A top campaign aide to Commonwealth Court Judge Kevin Brobson said Thursday the modified version of the ad critical of Brobson's Democratic opponent, Superior Court Judge Maria McLaughlin, has begun to air.

The adviser, Bob Branstetter, said it was changed in response to communication from the bar association’s Judicial Campaign Advertising Committee but that confidentiality agreements between the candidates and bar association group prevented him from going into details.

“The bar association asked us to do some things,” Branstetter said. “We agreed to do what they asked us to do.”

The Philadelphia Inquirer reported Saturday that the bar committee directed the Brobson campaign to withdraw the ad or issue a release clarifying portions of the ad that violated the bar's advertising guidelines. The bar guidelines say problematic ads can also be revised.

The amended version of the ad provided to The Associated Press by the Brobson campaign deletes a claim that “one of her largest donors is indicted by the FBI for political bribery” and adds more context about her role in a 2020 appeals ruling to say she cast the deciding vote and sided with the author of the majority opinion rather than the dissenting judge, who would have let the guilty plea stand.

Both versions of Brobson's ad say that in the 2020 Superior Court decision, McLaughlin “chose to void the guilty plea of a drunk driver who admitted to killing a pregnant woman and her unborn child.” In a case out of Blair County, McLaughlin and another judge ruled the defendant had been incorrectly advised by his lawyer about the elements of his crime.

The case was sent back to county court, where the defendant again pleaded guilty to homicide by vehicle and related offenses. He was never released from jail and is currently in state prison.

Brobson and McLaughlin are seeking to replace Republican Justice Thomas Saylor, who has reached mandatory retirement age. It's a race that has drawn millions in campaign donations, much of it used for television advertising.

McLaughlin campaign manager Celeste Dee confirmed the McLaughlin campaign lodged a complaint about the Brobson ad.

“I have done multiple, multiple statewide races, and I have never, ever seen such negative, untrue campaigning in all my life in a judicial campaign," Dee said. “It's why they're held to a higher standard — the judiciary should uphold the law.”

The court currently has a 5-2 Democratic majority so the contest will not significantly alter its partisan composition.

Judicial candidates are restricted by ethical rules about what they can say about particular cases, hot-button political issues or their opponents.

Filling that void has been a steady diet on television in recent weeks of third-party attacks ads, such as one by the Washington-based Republican State Leadership Committee that claims McLaughlin as a justice would worsen Philadelphia's murder statistics and put "Pennsylvania families at risk."

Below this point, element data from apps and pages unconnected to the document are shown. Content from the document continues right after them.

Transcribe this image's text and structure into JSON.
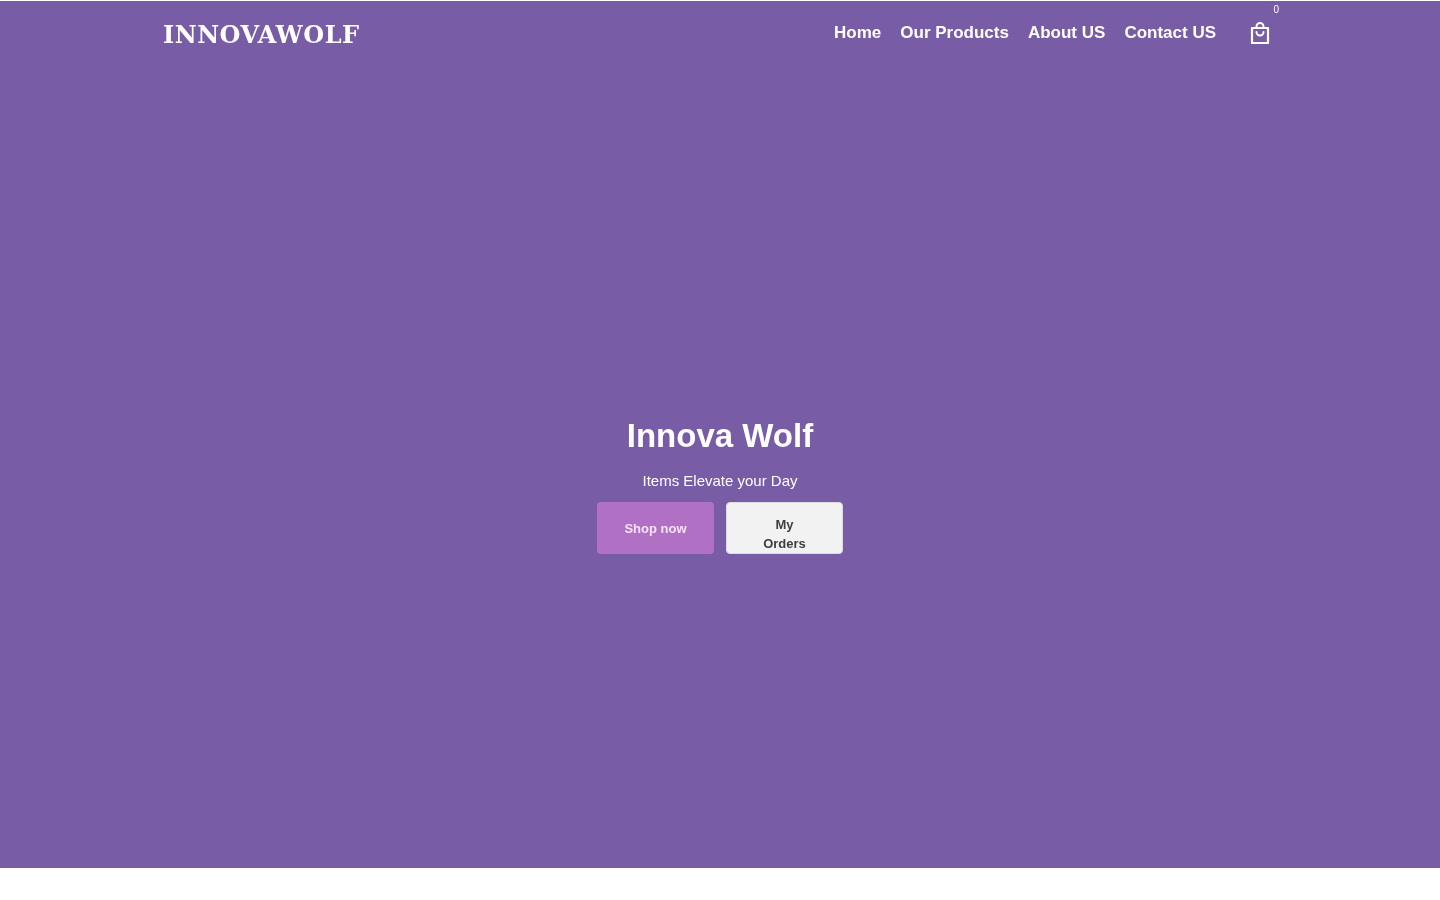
{
  "header": {
    "logo": "INNOVAWOLF",
    "nav": [
      "Home",
      "Our Products",
      "About US",
      "Contact US"
    ],
    "cart": {
      "count": "0"
    }
  },
  "hero": {
    "title": "Innova Wolf",
    "subtitle": "Items Elevate your Day",
    "buttons": [
      {
        "label": "Shop now",
        "kind": "primary"
      },
      {
        "label": "My Orders",
        "kind": "secondary"
      }
    ]
  }
}
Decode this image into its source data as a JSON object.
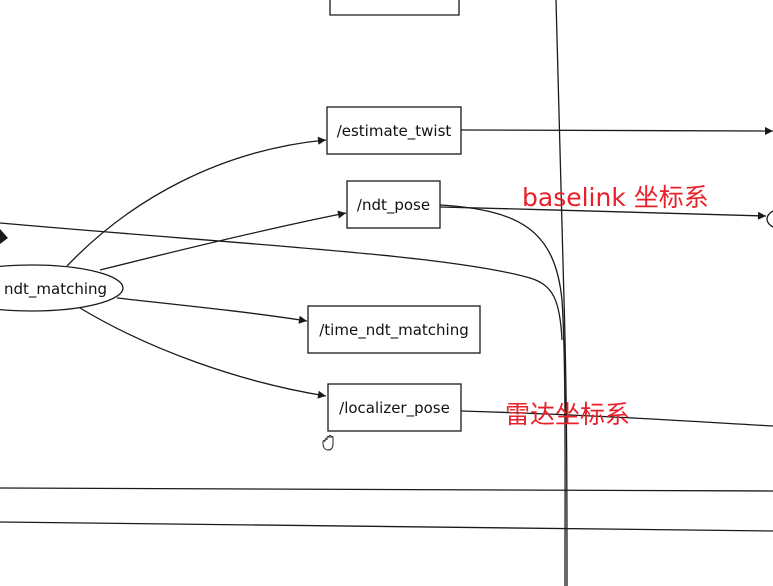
{
  "node": {
    "label": "ndt_matching"
  },
  "topics": {
    "estimate_twist": "/estimate_twist",
    "ndt_pose": "/ndt_pose",
    "time_ndt_matching": "/time_ndt_matching",
    "localizer_pose": "/localizer_pose"
  },
  "annotations": {
    "baselink": "baselink 坐标系",
    "lidar": "雷达坐标系"
  },
  "colors": {
    "annotation": "#e8202a",
    "line": "#1a1a1a"
  },
  "cursor": {
    "icon": "hand-grab-icon"
  }
}
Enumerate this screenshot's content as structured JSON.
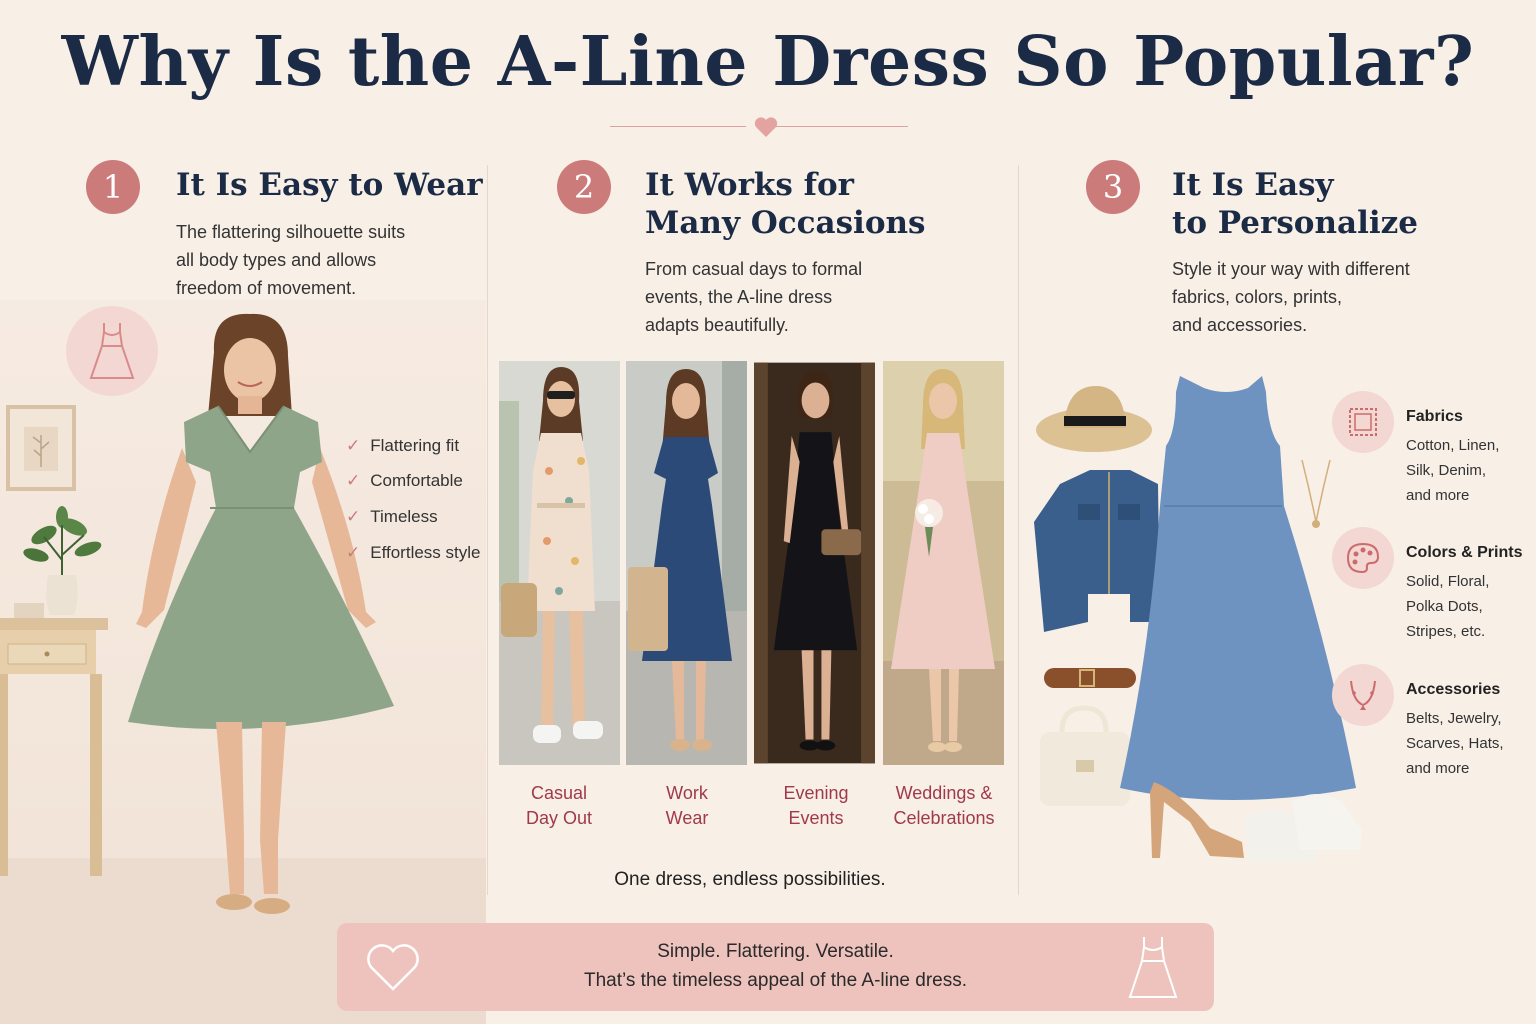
{
  "title": "Why Is the A-Line Dress So Popular?",
  "colors": {
    "accent": "#cc7b7b",
    "heading": "#1c2b45",
    "occasion_label": "#a03a4a",
    "banner": "#eec3bd",
    "background": "#f8efe7"
  },
  "sections": [
    {
      "number": "1",
      "heading_lines": [
        "It Is Easy to Wear"
      ],
      "desc_lines": [
        "The flattering silhouette suits",
        "all body types and allows",
        "freedom of movement."
      ],
      "icon": "dress-outline-icon",
      "checklist": [
        "Flattering fit",
        "Comfortable",
        "Timeless",
        "Effortless style"
      ]
    },
    {
      "number": "2",
      "heading_lines": [
        "It Works for",
        "Many Occasions"
      ],
      "desc_lines": [
        "From casual days to formal",
        "events, the A-line dress",
        "adapts beautifully."
      ],
      "occasions": [
        {
          "lines": [
            "Casual",
            "Day Out"
          ]
        },
        {
          "lines": [
            "Work",
            "Wear"
          ]
        },
        {
          "lines": [
            "Evening",
            "Events"
          ]
        },
        {
          "lines": [
            "Weddings &",
            "Celebrations"
          ]
        }
      ],
      "tagline": "One dress, endless possibilities."
    },
    {
      "number": "3",
      "heading_lines": [
        "It Is Easy",
        "to Personalize"
      ],
      "desc_lines": [
        "Style it your way with different",
        "fabrics, colors, prints,",
        "and accessories."
      ],
      "attributes": [
        {
          "icon": "fabric-swatch-icon",
          "title": "Fabrics",
          "lines": [
            "Cotton, Linen,",
            "Silk, Denim,",
            "and more"
          ]
        },
        {
          "icon": "palette-icon",
          "title": "Colors & Prints",
          "lines": [
            "Solid, Floral,",
            "Polka Dots,",
            "Stripes, etc."
          ]
        },
        {
          "icon": "necklace-icon",
          "title": "Accessories",
          "lines": [
            "Belts, Jewelry,",
            "Scarves, Hats,",
            "and more"
          ]
        }
      ]
    }
  ],
  "banner": {
    "line1": "Simple. Flattering. Versatile.",
    "line2": "That’s the timeless appeal of the A-line dress.",
    "left_icon": "heart-icon",
    "right_icon": "dress-outline-icon"
  }
}
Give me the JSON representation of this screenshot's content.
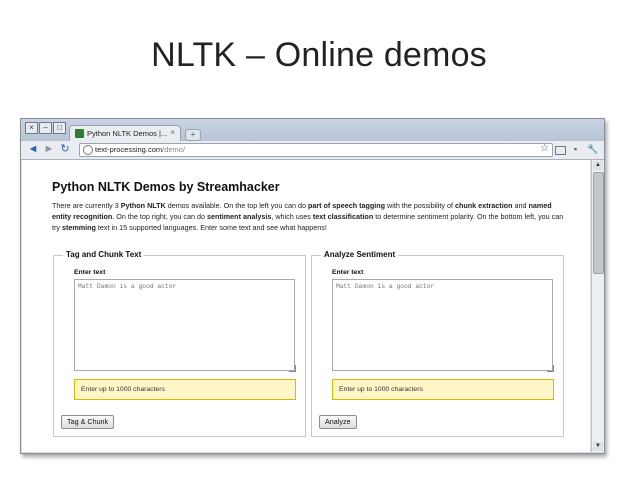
{
  "slide": {
    "title": "NLTK – Online demos"
  },
  "browser": {
    "window_controls": [
      "×",
      "–",
      "□"
    ],
    "tab": {
      "label": "Python NLTK Demos |...",
      "close": "×"
    },
    "new_tab": "+",
    "url": {
      "host": "text-processing.com",
      "path": "/demo/"
    },
    "nav": {
      "back": "◄",
      "forward": "►",
      "reload": "↻"
    },
    "star": "☆"
  },
  "page": {
    "heading": "Python NLTK Demos by Streamhacker",
    "intro": [
      "There are currently 3 ",
      "Python NLTK",
      " demos available. On the top left you can do ",
      "part of speech tagging",
      " with the possibility of ",
      "chunk extraction",
      " and ",
      "named entity recognition",
      ". On the top right, you can do ",
      "sentiment analysis",
      ", which uses ",
      "text classification",
      " to determine sentiment polarity. On the bottom left, you can try ",
      "stemming",
      " text in 15 supported languages. Enter some text and see what happens!"
    ],
    "left_panel": {
      "legend": "Tag and Chunk Text",
      "label": "Enter text",
      "placeholder": "Matt Damon is a good actor",
      "hint": "Enter up to 1000 characters",
      "button": "Tag & Chunk"
    },
    "right_panel": {
      "legend": "Analyze Sentiment",
      "label": "Enter text",
      "placeholder": "Matt Damon is a good actor",
      "hint": "Enter up to 1000 characters",
      "button": "Analyze"
    }
  }
}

A Democratic Party-funded ad calls Brobson a “political hack” who “threw out thousands of legal votes” and urges voters to “protect your right to vote” by voting against him.

The claim is an apparent reference to Brobson’s participation in a 2-1 Commonwealth Court decision that more than 2,000 mail-in ballots should not be counted in a tight western Pennsylvania state Senate race because the voter did not write a date on the envelope. The state Supreme Court, in a 4-3 decision, later reversed that, throwing the election to the Democrat and raising protests from Republicans.

In recent days McLaughlin has put up an ad in markets across the state defending herself. She calls the attack ads false and misleading and “the same kind of politics that have dangerously divided us that we don’t need on our courts.”

“But sadly, my opponent is silent while his supporters lie and spend millions to buy the court,” McLaughlin's ad says. “And that silence says everything.”

Branstetter said Brobson “will not be goaded into breaking his word” regarding the bar association’s confidentiality requirement.

“Our campaign and Judge Brobson are gravely concerned that a process designed to sort out disputes between campaigns over advertisements in a confidential setting has been compromised. We respected and honored the process. Others have not,” Branstetter said in an email.